Culture

What New Year’s Resolutions Really Look Like For Runners

Before I became a runner, once the parties were over, the tree and lights had been taken down, my family had left, the kids were back in school, and my work had returned to normal operating hours, I would turn to my New Year’s resolutions list in hopes…

color run

Before I became a runner, once the parties were over, the tree and lights had been taken down, my family had left, the kids were back in school, and my work had returned to normal operating hours, I would turn to my New Year’s resolutions list in hopes of re-attempting to tackle my yearly aspirations. Now that I am a runner, it’s been a few years that I have not needed resolutions.

Before I was a runner, I would resolve to reach a certain goal weight. Now that I’m a runner, I’m not defined by numbers on a scale.

Before, I’d promise to make time to get more organized. Now, I scan and prioritize my day while I’m on my morning run.

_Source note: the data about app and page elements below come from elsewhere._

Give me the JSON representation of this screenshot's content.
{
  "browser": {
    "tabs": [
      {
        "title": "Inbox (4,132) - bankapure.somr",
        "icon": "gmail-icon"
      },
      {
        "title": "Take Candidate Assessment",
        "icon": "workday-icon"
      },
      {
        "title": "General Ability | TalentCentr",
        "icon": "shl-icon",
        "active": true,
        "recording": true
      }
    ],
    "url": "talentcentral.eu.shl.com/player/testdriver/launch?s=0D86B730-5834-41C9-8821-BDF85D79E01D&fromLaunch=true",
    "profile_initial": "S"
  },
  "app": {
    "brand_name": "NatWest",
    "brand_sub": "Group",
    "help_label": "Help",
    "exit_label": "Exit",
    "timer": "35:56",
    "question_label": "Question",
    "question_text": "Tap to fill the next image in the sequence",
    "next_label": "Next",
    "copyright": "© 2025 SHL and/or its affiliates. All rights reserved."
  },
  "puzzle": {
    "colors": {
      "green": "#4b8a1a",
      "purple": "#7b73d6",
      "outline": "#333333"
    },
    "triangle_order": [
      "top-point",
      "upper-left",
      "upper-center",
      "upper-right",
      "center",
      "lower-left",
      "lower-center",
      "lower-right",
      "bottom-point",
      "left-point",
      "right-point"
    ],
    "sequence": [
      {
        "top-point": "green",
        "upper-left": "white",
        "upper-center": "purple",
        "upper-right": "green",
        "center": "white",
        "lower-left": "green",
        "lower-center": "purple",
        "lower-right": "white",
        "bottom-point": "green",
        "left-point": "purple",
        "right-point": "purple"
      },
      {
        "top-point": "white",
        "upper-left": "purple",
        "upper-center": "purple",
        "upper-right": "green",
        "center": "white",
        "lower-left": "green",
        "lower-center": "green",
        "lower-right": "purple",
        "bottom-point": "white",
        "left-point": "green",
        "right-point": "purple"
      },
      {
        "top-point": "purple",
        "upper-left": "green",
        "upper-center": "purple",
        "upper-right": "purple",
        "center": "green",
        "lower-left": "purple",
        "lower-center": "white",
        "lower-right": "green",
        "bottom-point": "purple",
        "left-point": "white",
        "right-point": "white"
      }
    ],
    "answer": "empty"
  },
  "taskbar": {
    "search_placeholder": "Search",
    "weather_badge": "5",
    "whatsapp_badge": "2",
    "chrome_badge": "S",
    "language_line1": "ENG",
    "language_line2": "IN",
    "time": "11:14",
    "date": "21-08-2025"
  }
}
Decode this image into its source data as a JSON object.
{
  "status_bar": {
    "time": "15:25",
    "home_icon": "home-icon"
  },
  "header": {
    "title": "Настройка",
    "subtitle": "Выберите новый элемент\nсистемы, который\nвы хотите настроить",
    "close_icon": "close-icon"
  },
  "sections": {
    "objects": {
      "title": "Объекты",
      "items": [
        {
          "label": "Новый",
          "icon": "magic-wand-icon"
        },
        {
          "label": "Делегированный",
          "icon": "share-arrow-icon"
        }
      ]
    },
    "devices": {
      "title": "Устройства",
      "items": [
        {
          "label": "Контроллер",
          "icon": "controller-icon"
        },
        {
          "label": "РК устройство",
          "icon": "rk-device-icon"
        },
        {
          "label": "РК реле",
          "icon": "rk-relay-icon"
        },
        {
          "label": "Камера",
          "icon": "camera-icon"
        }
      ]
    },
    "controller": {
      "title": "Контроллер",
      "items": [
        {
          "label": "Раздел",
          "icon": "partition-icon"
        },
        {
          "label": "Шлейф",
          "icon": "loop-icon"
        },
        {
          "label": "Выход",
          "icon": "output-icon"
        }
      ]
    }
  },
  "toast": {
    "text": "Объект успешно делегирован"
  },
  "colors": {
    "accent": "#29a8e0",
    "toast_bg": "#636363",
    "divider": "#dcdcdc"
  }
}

Before, I’d decide to eliminate certain foods. Now, I add in foods that fuel my run.

Before, I’d aim to be more patient with my kids.  Now, I have boundless energy to keep up with them.

Before, I’d resolve to manage stress better. Now, my daily run gives me such mental clarity that every day life mishaps do not cause me stress.

Before, I’d plan to sleep better. Now, I fall asleep the moment I hit the sheets and wake rejuvenated.

Before, I’d promise to spend more quality time with family and friends. Now, we sign up for color runs and wine runs together.

Before, I’d aspire to read more books. Now, I use audiobooks and podcasts to break up my long runs.

Before, I’d hope to travel more. Now, I sign up for at least one destination race per year.

Before, I’d determine to get involved with charity. Now, I’m regularly participating in charity runs and bringing awareness to causes I’m passionate about.

Before I was a runner, I’d resolve to enjoy life to the fullest. Now that I am a runner, I AM.

Maybe this year, you’ll want to consider pitching your list, lacing up your shoes, and heading out your door for a run.

Paria Hassouri is a runner, a mother of 3, and a pediatrician who runs to maintain her sanity. She chronicles her life on the run on her blog Mom On The Runsanity.